For more selection and a semblance of hygiene, there are a number of roadside restaurants on the Thai side before the park entrance, along the road from Kanthara.

Cambodia: The nearby town of Sra Ehm (20km) provides few options for food, but quality is reasonable. Most rice restaurants are loosely based around the main roundabout. There is a boutique hotel that can be reached from both road 2965 and 62 and has both a Western menu and English-speaking staff.


Drink stalls are ubiquitous along the trail.


There are only very basic accommodation options in the immediate vicinity.

Cambodia: There is a wooden, very basic guesthouse (shower and toilet outside) at the bottom of the steps, where the locals live. Shower is from a barrel of rain water and a bucket. Very basic, but very clean. Electricity from 18:00-22:00.

There are a handful of basic and clean guesthouses in Sra Ehm (20 km south). From USD10.

Thailand: the nearest place with a variety of accommodation is the town of Kantharalak (approx. 30 km), which is also the nearest place with direct bus services to Bangkok, Si Saket, Ubon Ratchathani, etc.

More distant Thai-side possibilities are the towns of Si Saket (approx. 95 km, and nearest train station), and Khu Khan (approx. 95 km, and most convenient place to stay near the border if travelling to/from Anlong Veng); and the city of Ubon Ratchathani (approx 120 km) - however, the most direct access to all these places is via Kantharalak.

If you have your own equipment, there is a campground in the Khao Phra Wiharn National Park.
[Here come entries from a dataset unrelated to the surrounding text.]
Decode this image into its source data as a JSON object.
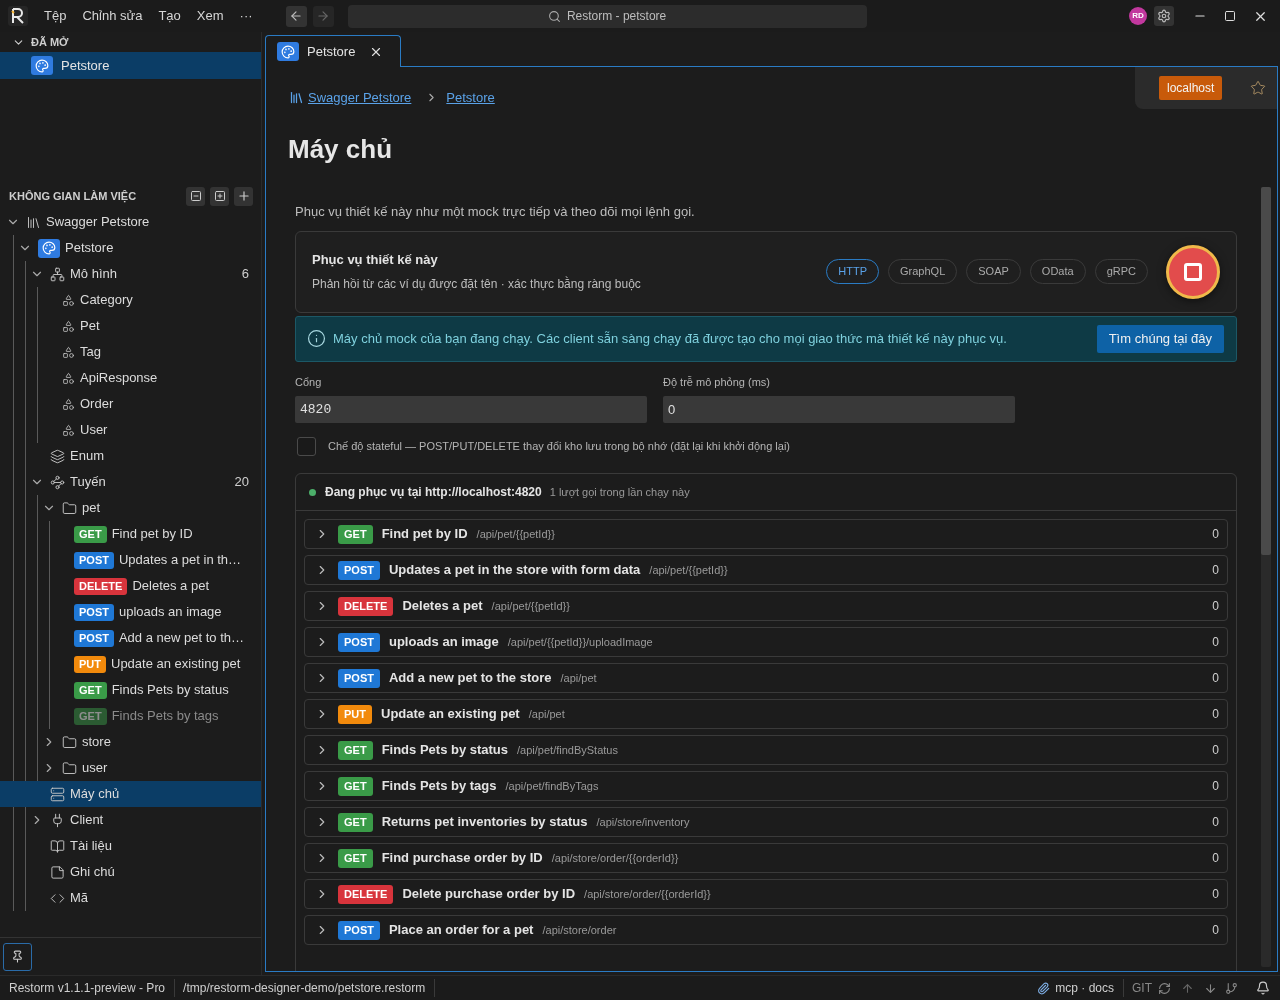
{
  "menu": [
    "Tệp",
    "Chỉnh sửa",
    "Tạo",
    "Xem",
    "···"
  ],
  "search": {
    "value": "Restorm - petstore"
  },
  "avatar": {
    "initials": "RD",
    "color": "#c2389e"
  },
  "open_section": {
    "title": "ĐÃ MỞ",
    "expanded": true,
    "items": [
      {
        "label": "Petstore",
        "selected": true
      }
    ]
  },
  "workspace": {
    "title": "KHÔNG GIAN LÀM VIỆC",
    "tree": [
      {
        "kind": "project",
        "label": "Swagger Petstore",
        "expanded": true,
        "children": [
          {
            "kind": "design",
            "label": "Petstore",
            "expanded": true,
            "children": [
              {
                "kind": "models",
                "label": "Mô hình",
                "count": "6",
                "expanded": true,
                "selected": false,
                "children": [
                  {
                    "kind": "model",
                    "label": "Category"
                  },
                  {
                    "kind": "model",
                    "label": "Pet"
                  },
                  {
                    "kind": "model",
                    "label": "Tag"
                  },
                  {
                    "kind": "model",
                    "label": "ApiResponse"
                  },
                  {
                    "kind": "model",
                    "label": "Order"
                  },
                  {
                    "kind": "model",
                    "label": "User"
                  }
                ]
              },
              {
                "kind": "enum",
                "label": "Enum",
                "selected": false
              },
              {
                "kind": "routes",
                "label": "Tuyến",
                "count": "20",
                "expanded": true,
                "selected": false,
                "children": [
                  {
                    "kind": "folder",
                    "label": "pet",
                    "expanded": true,
                    "children": [
                      {
                        "kind": "route",
                        "method": "GET",
                        "label": "Find pet by ID",
                        "disabled": false
                      },
                      {
                        "kind": "route",
                        "method": "POST",
                        "label": "Updates a pet in th…",
                        "disabled": false
                      },
                      {
                        "kind": "route",
                        "method": "DELETE",
                        "label": "Deletes a pet",
                        "disabled": false
                      },
                      {
                        "kind": "route",
                        "method": "POST",
                        "label": "uploads an image",
                        "disabled": false
                      },
                      {
                        "kind": "route",
                        "method": "POST",
                        "label": "Add a new pet to th…",
                        "disabled": false
                      },
                      {
                        "kind": "route",
                        "method": "PUT",
                        "label": "Update an existing pet",
                        "disabled": false
                      },
                      {
                        "kind": "route",
                        "method": "GET",
                        "label": "Finds Pets by status",
                        "disabled": false
                      },
                      {
                        "kind": "route",
                        "method": "GET",
                        "label": "Finds Pets by tags",
                        "disabled": true
                      }
                    ]
                  },
                  {
                    "kind": "folder",
                    "label": "store",
                    "expanded": false
                  },
                  {
                    "kind": "folder",
                    "label": "user",
                    "expanded": false
                  }
                ]
              },
              {
                "kind": "server",
                "label": "Máy chủ",
                "selected": true
              },
              {
                "kind": "client",
                "label": "Client",
                "expanded": false,
                "selected": false
              },
              {
                "kind": "docs",
                "label": "Tài liệu",
                "selected": false
              },
              {
                "kind": "notes",
                "label": "Ghi chú",
                "selected": false
              },
              {
                "kind": "code",
                "label": "Mã",
                "selected": false
              }
            ]
          }
        ]
      }
    ]
  },
  "tab": {
    "label": "Petstore"
  },
  "environment": "localhost",
  "breadcrumb": [
    "Swagger Petstore",
    "Petstore"
  ],
  "title": "Máy chủ",
  "description": "Phục vụ thiết kế này như một mock trực tiếp và theo dõi mọi lệnh gọi.",
  "serve_card": {
    "title": "Phục vụ thiết kế này",
    "subtitle": "Phản hồi từ các ví dụ được đặt tên · xác thực bằng ràng buộc",
    "protocols": [
      {
        "label": "HTTP",
        "selected": true
      },
      {
        "label": "GraphQL",
        "selected": false
      },
      {
        "label": "SOAP",
        "selected": false
      },
      {
        "label": "OData",
        "selected": false
      },
      {
        "label": "gRPC",
        "selected": false
      }
    ],
    "running": true
  },
  "banner": {
    "text": "Máy chủ mock của bạn đang chạy. Các client sẵn sàng chạy đã được tạo cho mọi giao thức mà thiết kế này phục vụ.",
    "button": "Tìm chúng tại đây"
  },
  "fields": [
    {
      "label": "Cổng",
      "value": "4820",
      "mono": true
    },
    {
      "label": "Độ trễ mô phỏng (ms)",
      "value": "0",
      "mono": false
    }
  ],
  "stateful": {
    "label": "Chế độ stateful — POST/PUT/DELETE thay đổi kho lưu trong bộ nhớ (đặt lại khi khởi động lại)",
    "checked": false
  },
  "requests": {
    "status": "Đang phục vụ tại http://localhost:4820",
    "color": "#4caf6a",
    "calls": "1 lượt gọi trong lần chạy này",
    "rows": [
      {
        "method": "GET",
        "title": "Find pet by ID",
        "path": "/api/pet/{{petId}}",
        "count": "0"
      },
      {
        "method": "POST",
        "title": "Updates a pet in the store with form data",
        "path": "/api/pet/{{petId}}",
        "count": "0"
      },
      {
        "method": "DELETE",
        "title": "Deletes a pet",
        "path": "/api/pet/{{petId}}",
        "count": "0"
      },
      {
        "method": "POST",
        "title": "uploads an image",
        "path": "/api/pet/{{petId}}/uploadImage",
        "count": "0"
      },
      {
        "method": "POST",
        "title": "Add a new pet to the store",
        "path": "/api/pet",
        "count": "0"
      },
      {
        "method": "PUT",
        "title": "Update an existing pet",
        "path": "/api/pet",
        "count": "0"
      },
      {
        "method": "GET",
        "title": "Finds Pets by status",
        "path": "/api/pet/findByStatus",
        "count": "0"
      },
      {
        "method": "GET",
        "title": "Finds Pets by tags",
        "path": "/api/pet/findByTags",
        "count": "0"
      },
      {
        "method": "GET",
        "title": "Returns pet inventories by status",
        "path": "/api/store/inventory",
        "count": "0"
      },
      {
        "method": "GET",
        "title": "Find purchase order by ID",
        "path": "/api/store/order/{{orderId}}",
        "count": "0"
      },
      {
        "method": "DELETE",
        "title": "Delete purchase order by ID",
        "path": "/api/store/order/{{orderId}}",
        "count": "0"
      },
      {
        "method": "POST",
        "title": "Place an order for a pet",
        "path": "/api/store/order",
        "count": "0"
      }
    ]
  },
  "status_bar": {
    "version": "Restorm v1.1.1-preview - Pro",
    "path": "/tmp/restorm-designer-demo/petstore.restorm",
    "mcp": "mcp · docs",
    "git": "GIT"
  }
}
Call the Department of National Parks, Wildlife, and Plant Life at +66 2 5620760.

Stay safe

Land mine warning sign

Preah Vihear is the subject of a long-running territorial dispute between Thailand and Cambodia, and several soldiers on both sides were killed in clashes in 2008, 2009 & 2011. In Nov 2013 the UN's International Court of Justice ruled that the temple area and most of the disputed land were sovereign Cambodian territory. Thai officials pledged to abide by the ruling.

Land mines remain a real danger in the area, although the temple itself and the access paths have been painstakingly cleared by the HALO Trust. Stay on the beaten path, don't venture into any vegetation which has not been cleared recently, and heed the red warning signs, painted rocks and strings marking the limits of the demined area.

The cliffs are steep and no provisions are made to protect you from your carelessness. Keep a very close eye on children.

Go next

Anlong Veng to the west. Beng Melea to the south.

This article is issued from Wikivoyage - version of the Saturday, April 18, 2015. The text is available under the Creative Commons Attribution/Share Alike but additional terms may apply for the media files.